So, of course, I immediately wrote him off. A gorgeous, tall as all hell and straight male dancer? Yeah. No thanks. In that hour we’d already declared ourselves best friends and that was enough.
Once it was time to board, I realized that Tony was still holding on to both our tickets. He handed them to the ticket checker person and said, “These are for the both of us.” I’m not the swoony type so I won’t admit to any such behavior. When we landed, he grabbed my carry on from the overhead bin and wheeled it into the airport. These are not things I’m used to and when he loaded “our” luggage onto a trolley, I was pretty certain he was a unicorn.
So that’s how we met. That’s my “meet cute.”
I do cheesy shit like this now.
Tony and I are now officially together. I mean, I changed my Facebook status. I NEVER do that. Ever. I did it because Tony likes things like that. He likes to be claimed and known. He’s proud of the fact that we’re together and he will be the first to say, “My girlfriend, Bassey.” I’m not that quick. I adore him and although it’s only been a few weeks, I definitely feel all the feelings. I just don’t know what to call him.
Tony is the master of endearments.
When he calls he says, “Hello, my darling.” and I respond, “Hi… Tony.”
I’m training myself to say “babe” and “baby.” These are things I say to strangers freely, but with the person who is actually “sweetie” and “honey” I struggle.
The worst is “boyfriend.” I hate it. We are grown ass people in our 30s (though I’m considerably more into my 30s than he is). Saying, “My boyfriend, Tony,” makes me feel like a Taylor Swift song.

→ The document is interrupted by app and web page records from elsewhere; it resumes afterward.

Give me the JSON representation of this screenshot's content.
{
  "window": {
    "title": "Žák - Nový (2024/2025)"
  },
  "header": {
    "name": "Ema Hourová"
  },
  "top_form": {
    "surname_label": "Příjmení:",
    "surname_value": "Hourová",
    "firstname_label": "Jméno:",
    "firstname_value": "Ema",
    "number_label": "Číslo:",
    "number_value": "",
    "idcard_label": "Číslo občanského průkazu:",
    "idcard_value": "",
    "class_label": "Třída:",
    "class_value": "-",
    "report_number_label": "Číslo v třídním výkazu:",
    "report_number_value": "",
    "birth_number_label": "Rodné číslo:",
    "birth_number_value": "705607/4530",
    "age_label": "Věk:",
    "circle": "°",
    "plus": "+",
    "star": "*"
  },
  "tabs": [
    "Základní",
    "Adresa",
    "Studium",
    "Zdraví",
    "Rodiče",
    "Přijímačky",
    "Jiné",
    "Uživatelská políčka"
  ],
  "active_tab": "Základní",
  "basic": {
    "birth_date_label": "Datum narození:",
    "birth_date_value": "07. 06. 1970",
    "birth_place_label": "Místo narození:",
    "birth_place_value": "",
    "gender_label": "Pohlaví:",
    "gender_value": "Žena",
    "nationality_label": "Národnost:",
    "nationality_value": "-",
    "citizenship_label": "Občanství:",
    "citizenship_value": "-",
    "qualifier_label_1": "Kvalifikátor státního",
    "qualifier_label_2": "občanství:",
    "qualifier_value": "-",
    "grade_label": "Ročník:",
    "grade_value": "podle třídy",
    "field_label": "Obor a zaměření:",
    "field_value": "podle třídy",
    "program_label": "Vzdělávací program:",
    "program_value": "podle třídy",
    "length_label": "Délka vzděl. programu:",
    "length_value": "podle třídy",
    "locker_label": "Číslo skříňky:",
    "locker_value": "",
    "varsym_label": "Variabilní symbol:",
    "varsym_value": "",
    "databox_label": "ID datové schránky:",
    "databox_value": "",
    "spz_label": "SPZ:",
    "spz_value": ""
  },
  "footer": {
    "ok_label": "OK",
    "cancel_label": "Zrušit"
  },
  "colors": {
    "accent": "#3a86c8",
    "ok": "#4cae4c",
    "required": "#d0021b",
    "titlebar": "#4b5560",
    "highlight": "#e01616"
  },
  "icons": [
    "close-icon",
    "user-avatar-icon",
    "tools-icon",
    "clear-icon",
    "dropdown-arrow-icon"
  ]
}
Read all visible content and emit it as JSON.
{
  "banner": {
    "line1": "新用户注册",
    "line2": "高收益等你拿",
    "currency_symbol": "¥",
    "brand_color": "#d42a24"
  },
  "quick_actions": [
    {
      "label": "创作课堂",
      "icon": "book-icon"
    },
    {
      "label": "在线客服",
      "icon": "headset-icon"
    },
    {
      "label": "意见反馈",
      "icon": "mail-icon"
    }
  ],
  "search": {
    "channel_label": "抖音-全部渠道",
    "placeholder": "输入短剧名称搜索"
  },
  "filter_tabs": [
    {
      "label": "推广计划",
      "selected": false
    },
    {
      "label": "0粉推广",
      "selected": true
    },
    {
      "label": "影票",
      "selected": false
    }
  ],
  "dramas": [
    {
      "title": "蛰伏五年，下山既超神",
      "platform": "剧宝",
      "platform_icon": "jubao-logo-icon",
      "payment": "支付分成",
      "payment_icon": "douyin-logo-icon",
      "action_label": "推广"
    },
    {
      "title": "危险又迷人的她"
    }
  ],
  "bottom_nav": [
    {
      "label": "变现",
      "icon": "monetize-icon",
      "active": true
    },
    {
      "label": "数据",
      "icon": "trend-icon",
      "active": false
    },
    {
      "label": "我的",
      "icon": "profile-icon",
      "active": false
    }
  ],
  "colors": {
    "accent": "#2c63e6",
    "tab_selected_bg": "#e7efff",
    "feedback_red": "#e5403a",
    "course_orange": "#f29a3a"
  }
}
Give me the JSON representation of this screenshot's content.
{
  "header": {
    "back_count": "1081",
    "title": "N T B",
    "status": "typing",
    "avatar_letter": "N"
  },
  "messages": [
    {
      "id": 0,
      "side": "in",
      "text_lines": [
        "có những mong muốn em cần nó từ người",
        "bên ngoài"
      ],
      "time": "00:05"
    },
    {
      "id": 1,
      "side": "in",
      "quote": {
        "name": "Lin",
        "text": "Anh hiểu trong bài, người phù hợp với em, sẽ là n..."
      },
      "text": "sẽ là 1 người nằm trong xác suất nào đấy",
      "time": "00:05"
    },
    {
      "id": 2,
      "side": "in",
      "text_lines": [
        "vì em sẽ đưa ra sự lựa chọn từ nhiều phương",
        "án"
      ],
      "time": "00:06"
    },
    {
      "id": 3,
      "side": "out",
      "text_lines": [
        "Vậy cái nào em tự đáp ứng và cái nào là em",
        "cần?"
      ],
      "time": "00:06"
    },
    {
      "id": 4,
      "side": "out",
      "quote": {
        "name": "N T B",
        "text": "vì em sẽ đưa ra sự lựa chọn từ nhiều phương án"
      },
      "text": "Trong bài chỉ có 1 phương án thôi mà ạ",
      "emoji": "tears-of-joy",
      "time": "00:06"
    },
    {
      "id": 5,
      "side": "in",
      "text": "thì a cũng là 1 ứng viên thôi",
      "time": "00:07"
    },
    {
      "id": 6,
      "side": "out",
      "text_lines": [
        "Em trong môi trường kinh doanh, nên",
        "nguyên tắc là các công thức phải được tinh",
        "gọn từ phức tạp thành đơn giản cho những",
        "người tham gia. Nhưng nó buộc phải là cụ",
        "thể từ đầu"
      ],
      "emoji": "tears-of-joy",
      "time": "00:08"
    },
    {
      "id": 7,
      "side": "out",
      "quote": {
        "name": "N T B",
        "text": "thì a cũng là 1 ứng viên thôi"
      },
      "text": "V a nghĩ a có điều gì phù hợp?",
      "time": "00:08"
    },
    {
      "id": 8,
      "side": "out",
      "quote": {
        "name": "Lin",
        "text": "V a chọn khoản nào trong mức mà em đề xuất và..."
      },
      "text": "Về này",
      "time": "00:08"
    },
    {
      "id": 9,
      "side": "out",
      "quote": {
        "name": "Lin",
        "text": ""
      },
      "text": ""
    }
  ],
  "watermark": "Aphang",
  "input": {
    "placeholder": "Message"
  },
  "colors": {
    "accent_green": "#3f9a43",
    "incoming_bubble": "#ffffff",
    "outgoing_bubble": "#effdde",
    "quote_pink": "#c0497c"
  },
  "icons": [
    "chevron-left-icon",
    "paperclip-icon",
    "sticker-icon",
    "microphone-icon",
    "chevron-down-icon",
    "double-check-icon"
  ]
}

Someone suggested “manfriend” and that’s just too “Tuesday’s With Morrie.” Lover? No.
I have absolutely no idea what to call him. My friends suggested, “My Tony.” and that was a great idea until the first time I said it and thought, “My LIttle Tony,” and burst into hysterical laughter. I don’t want to call him anything too fancy like, “paramour” or “mon cherie amour” because I am not into “Downton Abbey.”
This is something that probably bothers me more than it should. But after reading this New York Times article, “Unmarried Spouses Have a Way With Words,” I know I’m not alone.
But this pressure to call your significant other (too long) something is real. When I was younger, I liked the term “plus one” I saw it in an article and I was like, “Wow. That’s really cool.” But you try convincing a six-foot-seven Nigerian that “plus one” is even a thing, let alone a good thing. He’s fine with “my man” but claiming ownership in that way makes me uncomfortable. The hypocrite in me loves when he calls me his “girl” or “woman” or very recently, “my wife to be.”
I used to hate all this stuff. None of my last relationships were even called relationships. They were “situations.” So it’s strange to like being “claimed” the way Tony claims me. And all the PDA I used to hate, well, I don’t mind it so much anymore.
I’m in Nigeria for another three weeks, working on launching my non-profit, the Siwe Project, here in four months. So Tony and I have a little more time to figure it all out. It’s all very fast and usually this would send me running for the hills, but this feels exactly like it’s supposed to feel. It just makes sense. If only I could figure out what to call it and him.
I’m thinking of going with, “This is my Hugh Grant in every movie ever.” Or, “You know that scene in Love Jones?” He won’t get it, but I will and it’ll mean a lot more than he’ll ever understand.